We went back to Kudat last weekend for holiday. I had the opportunity to go to Kota Marudu Tamu (Sundays open market here in Sabah) for a test of my new Nikon D40 that I bought from lelong.com.my last month.
It’s actually my Sunday mornings ritual every time I went back to Kudat – a visit to Sikuati Tamu for fresh fish and vegetables, but this time around, my wife suggested that we go to Kota Marudu instead. My brother in law also said that Kota Marudu’s Tamu is bigger, and I could find more local people to shoot.
When I arrived there, I found a lot of people and things that were very familiar to me. But then, one trader pulled my attention to what she sells – salted and dried baby sharks.
I was did not aware that these sharks are endangered species according to IUCN 2008 Red List, until I went for my open water scuba diving license. I even promoted sharks fin in my website before but I removed the entry when somebody pointed out the issue. I will not be helping those sharks if I continued to promote sharks fin soup (which are available here in Kota Kinabalu) in my website.
If I am correct, the sharks that are featured in this blog post is Carcharhinus borneensis, or common name is Borneo shark. Any icththyologist here? Correct me if I am wrong…
It was not that difficult to find traders who sells sharks here at the Tamu. I found at least 3 traders selling sharks, a trader sells salted sharks and the other two sells fresh caught sharks. I was shocked when the salted sharks trader offers me only RM2 (~USD0.55) for a pile of 3 of juvenile (babies) sharks.
I did not intend to buy those fish at the beginning, but I did not feel comfortable shooting those sharks while the trader looking at me with a peculiar stare. After snapping few shots, I pulled out my wallet and gave her 2 RM1 notes. She packed the left pile of sharks and handed to me. After exchanging smiles, I thanked her and left.
In case you are wondering what I did with those sharks that I bought; I buried it after finished shooting the above photos. I did not have the heart to eat it. My wife thought I was weird…
With the salted sharks in hand, I then walked to the fresh fish market, hoping to find more sharks to shoot. Fortunately, I found another 2 traders selling fresh caught sharks.
The first one that I saw sells at least 3 7-kilogram sharks. Two of the sharks were sliced nicely but the one that you see in the photo is without its fins. I am not sure how much they sell the sharks per kilogram, as I did not dare to ask…
Seeing me shooting his sharks, the guy who trade the sharks mumbled with a grin, “wah… ini masuk national geographic ke animal planet?” (Will this be in national geographic or animal planet?). I smiled at him, stopped snapping and left.
The last fish monger had only one fish.
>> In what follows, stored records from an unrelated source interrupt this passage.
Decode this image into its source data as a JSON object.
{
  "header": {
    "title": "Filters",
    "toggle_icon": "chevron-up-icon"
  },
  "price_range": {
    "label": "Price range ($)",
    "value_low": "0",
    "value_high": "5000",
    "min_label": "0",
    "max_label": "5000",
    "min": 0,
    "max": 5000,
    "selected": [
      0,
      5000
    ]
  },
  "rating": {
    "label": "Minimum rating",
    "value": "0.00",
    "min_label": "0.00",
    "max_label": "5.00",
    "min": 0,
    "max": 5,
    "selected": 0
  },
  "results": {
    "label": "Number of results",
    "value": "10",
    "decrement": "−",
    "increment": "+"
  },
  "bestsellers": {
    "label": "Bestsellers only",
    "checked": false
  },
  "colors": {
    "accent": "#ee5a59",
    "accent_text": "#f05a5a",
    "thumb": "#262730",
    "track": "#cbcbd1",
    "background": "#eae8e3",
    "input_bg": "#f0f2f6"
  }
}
Looks juvenile, around 80 cm with fins intact. Most probably they were all the same species.